Screened Junk


Nuveen is listing a new ESG screened junk bond ETF in the US, for those wanting ethically filtered high interest rate credit products. The Nuveen ESG High Yield Corporate Bond ETF (NUHY) will track the Bloomberg Barclays US High Yield Very Liquid Index. The index uses MSCI’s ESG database to screen US dollar denominated junk bonds for social and ethical responsibility compliance.

The ESG criteria are swapped and changed where necessary to ensure NUHY has market-like sector exposures. The fund charges 0.35%.

Analysis – Useless ESG screen
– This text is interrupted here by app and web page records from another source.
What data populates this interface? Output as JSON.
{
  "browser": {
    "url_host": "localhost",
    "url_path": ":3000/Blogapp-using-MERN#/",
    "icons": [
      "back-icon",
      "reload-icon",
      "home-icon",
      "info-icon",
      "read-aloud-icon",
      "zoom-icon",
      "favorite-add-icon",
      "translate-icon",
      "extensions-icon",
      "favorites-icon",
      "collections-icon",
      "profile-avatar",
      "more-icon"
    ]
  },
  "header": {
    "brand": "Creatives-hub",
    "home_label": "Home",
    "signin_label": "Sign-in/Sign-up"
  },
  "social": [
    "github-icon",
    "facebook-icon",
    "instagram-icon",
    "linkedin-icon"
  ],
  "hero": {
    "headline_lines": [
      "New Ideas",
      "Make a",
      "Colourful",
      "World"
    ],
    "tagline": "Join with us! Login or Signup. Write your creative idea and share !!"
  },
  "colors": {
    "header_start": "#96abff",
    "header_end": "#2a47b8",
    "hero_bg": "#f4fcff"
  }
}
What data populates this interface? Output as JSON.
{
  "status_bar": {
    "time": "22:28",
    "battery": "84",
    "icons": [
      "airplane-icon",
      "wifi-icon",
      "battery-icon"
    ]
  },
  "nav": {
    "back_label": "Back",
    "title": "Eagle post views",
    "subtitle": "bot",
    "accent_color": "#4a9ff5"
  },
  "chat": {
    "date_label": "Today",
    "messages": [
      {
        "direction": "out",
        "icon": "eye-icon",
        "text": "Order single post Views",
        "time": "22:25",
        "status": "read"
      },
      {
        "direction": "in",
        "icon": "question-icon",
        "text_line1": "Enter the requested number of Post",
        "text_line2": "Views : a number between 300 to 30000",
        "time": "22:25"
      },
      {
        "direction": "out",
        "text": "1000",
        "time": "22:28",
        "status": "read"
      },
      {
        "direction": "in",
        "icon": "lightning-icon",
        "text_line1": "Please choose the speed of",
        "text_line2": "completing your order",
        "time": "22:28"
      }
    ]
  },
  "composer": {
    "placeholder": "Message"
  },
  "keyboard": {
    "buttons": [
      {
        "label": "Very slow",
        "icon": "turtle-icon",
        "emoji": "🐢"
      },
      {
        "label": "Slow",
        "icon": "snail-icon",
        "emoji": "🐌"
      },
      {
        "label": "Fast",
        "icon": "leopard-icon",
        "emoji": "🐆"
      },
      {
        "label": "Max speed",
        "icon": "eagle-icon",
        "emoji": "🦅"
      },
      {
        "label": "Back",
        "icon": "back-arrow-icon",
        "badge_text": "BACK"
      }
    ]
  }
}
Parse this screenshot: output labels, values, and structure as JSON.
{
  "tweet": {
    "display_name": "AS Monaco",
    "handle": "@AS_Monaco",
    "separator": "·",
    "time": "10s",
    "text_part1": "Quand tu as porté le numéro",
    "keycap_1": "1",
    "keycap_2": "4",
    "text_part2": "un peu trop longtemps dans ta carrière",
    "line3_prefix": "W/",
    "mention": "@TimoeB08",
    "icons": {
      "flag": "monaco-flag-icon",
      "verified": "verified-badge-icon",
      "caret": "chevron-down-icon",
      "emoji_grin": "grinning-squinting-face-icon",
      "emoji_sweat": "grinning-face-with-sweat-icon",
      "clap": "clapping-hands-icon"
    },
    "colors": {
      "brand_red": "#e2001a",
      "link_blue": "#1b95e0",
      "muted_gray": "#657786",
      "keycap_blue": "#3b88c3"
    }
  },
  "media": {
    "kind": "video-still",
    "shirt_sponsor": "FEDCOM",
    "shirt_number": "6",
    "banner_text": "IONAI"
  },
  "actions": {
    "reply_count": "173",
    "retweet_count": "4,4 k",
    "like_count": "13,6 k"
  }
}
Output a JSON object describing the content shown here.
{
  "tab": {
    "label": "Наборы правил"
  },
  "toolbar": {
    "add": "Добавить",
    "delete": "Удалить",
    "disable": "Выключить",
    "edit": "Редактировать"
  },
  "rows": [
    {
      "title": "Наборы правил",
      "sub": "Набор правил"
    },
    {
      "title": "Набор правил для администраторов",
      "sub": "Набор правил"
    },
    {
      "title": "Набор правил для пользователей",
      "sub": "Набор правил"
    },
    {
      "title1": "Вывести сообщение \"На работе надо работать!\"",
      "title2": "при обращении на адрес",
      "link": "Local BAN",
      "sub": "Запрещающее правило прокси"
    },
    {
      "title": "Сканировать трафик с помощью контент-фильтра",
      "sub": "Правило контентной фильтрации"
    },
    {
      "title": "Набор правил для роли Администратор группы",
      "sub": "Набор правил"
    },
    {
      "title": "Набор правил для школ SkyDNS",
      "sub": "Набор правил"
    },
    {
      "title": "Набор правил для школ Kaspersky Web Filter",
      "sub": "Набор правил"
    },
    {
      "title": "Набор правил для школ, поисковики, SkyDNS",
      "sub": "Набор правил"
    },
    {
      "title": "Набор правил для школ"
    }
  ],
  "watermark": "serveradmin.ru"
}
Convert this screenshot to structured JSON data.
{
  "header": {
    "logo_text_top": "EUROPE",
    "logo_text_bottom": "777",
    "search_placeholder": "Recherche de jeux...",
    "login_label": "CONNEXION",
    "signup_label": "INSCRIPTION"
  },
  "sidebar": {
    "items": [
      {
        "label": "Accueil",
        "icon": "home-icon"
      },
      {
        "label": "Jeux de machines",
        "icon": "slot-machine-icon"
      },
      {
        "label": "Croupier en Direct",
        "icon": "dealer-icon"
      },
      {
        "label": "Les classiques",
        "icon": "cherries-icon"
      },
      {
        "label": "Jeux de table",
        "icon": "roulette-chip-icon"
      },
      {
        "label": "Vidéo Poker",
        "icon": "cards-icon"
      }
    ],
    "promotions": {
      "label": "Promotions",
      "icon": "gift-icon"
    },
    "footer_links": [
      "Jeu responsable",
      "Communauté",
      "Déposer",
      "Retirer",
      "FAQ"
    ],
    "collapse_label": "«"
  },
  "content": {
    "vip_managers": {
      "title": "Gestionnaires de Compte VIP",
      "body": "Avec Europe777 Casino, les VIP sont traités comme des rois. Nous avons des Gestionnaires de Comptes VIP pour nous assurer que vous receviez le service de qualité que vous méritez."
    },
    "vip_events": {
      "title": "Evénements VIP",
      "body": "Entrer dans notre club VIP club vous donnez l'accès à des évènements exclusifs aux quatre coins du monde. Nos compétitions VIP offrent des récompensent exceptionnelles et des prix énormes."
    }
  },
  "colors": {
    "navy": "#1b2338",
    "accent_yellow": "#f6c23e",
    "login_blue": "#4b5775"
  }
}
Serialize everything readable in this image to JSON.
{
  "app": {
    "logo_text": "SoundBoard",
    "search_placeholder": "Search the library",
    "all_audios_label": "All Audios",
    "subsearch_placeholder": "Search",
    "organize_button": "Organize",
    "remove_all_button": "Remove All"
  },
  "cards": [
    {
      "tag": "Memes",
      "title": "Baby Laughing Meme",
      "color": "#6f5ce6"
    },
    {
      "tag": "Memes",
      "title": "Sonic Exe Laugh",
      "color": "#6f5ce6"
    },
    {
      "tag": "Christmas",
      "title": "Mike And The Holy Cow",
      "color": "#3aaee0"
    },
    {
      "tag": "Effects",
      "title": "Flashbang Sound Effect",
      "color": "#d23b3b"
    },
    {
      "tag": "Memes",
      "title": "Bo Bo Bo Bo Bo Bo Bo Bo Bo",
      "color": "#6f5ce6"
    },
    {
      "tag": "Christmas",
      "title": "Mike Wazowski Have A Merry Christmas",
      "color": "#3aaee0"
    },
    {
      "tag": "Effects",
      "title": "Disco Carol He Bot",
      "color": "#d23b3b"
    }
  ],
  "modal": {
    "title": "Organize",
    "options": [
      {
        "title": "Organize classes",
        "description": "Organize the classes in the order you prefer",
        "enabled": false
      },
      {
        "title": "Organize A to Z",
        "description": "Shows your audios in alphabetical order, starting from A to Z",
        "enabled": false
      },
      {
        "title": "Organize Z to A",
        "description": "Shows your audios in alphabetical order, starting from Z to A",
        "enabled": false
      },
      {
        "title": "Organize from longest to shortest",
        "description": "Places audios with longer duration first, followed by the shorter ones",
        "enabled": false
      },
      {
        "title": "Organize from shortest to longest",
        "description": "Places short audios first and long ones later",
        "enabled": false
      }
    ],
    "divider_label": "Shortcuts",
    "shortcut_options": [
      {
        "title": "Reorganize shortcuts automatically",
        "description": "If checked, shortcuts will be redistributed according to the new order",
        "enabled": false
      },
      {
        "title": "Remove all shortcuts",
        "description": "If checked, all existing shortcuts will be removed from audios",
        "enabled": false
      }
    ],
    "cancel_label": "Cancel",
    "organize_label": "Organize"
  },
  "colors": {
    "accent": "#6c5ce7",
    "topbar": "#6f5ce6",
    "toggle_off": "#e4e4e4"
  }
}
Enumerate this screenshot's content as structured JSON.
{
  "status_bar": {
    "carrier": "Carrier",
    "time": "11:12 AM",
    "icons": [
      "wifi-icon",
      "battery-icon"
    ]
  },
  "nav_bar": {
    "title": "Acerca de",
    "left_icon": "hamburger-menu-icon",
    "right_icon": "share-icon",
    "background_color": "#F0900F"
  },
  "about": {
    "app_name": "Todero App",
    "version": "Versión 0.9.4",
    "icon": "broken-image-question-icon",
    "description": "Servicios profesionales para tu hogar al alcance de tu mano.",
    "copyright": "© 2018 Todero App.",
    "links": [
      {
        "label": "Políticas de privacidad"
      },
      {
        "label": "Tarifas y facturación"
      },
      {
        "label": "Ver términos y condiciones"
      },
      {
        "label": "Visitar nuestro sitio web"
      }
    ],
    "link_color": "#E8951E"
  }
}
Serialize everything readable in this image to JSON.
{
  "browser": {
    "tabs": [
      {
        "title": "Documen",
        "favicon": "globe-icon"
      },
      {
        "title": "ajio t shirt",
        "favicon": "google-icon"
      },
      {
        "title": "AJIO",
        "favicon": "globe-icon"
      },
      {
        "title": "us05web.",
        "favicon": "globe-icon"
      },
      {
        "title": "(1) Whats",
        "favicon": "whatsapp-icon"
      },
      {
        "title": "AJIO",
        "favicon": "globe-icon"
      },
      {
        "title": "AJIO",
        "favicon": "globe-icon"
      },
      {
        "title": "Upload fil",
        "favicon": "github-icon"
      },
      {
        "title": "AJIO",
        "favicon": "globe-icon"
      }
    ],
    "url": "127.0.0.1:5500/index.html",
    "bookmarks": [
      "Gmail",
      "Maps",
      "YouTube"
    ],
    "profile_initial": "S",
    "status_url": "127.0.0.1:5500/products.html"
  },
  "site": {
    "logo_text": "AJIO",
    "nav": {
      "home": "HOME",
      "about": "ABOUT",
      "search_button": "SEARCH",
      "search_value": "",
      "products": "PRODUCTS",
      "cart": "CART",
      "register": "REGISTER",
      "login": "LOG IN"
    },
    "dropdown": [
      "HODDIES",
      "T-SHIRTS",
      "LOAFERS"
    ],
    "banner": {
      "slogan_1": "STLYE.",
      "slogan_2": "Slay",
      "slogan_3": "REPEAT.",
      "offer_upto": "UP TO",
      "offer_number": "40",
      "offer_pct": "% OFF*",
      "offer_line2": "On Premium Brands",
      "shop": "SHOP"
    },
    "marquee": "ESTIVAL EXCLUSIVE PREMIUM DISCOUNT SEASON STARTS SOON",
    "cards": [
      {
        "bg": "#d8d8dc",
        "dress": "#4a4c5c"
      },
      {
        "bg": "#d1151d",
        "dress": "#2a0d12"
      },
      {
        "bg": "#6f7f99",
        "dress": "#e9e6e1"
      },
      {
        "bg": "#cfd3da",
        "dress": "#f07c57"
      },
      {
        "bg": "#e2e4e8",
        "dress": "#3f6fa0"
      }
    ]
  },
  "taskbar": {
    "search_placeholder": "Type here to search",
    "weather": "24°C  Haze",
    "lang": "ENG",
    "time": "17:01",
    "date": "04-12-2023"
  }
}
The junk bond ETF market is very crowded and if you’re coming late to the game, which Nuveen is, then you have to do something different if you want to stand out. And offering an ESG screen is indeed a different approach. In my quick survey of’s database I couldn’t see any ESG screened junk bond ETFs in the US. 

However, does adding an ESG screen to junk bonds funds add any kind of value? Are advisors screaming out for ESG screened junk? “I’d like to buy a junk bond ETF, so that I can take advantage of companies most exploited by credit markets. But it’s important my junk bond fund is ethical.” Has anyone uttered that phrase? I doubt it.  

South Korea 

Palladium futures 

Korea’s ETF market is continuing to live up to its reputation as a casino, with Kookmin Bank listing two new funds that give the performance of palladium futures and their inverse.  

  • KB KBSTAR Palladium futures ETF H (334690)
  • KB KBSTAR Palladium Futures Inverse ETF H (334700)

While leveraged and inverse products are scorned in English speaking countries, they’re very popular in Asian countries like Hong Kong, Taiwan and South Korea.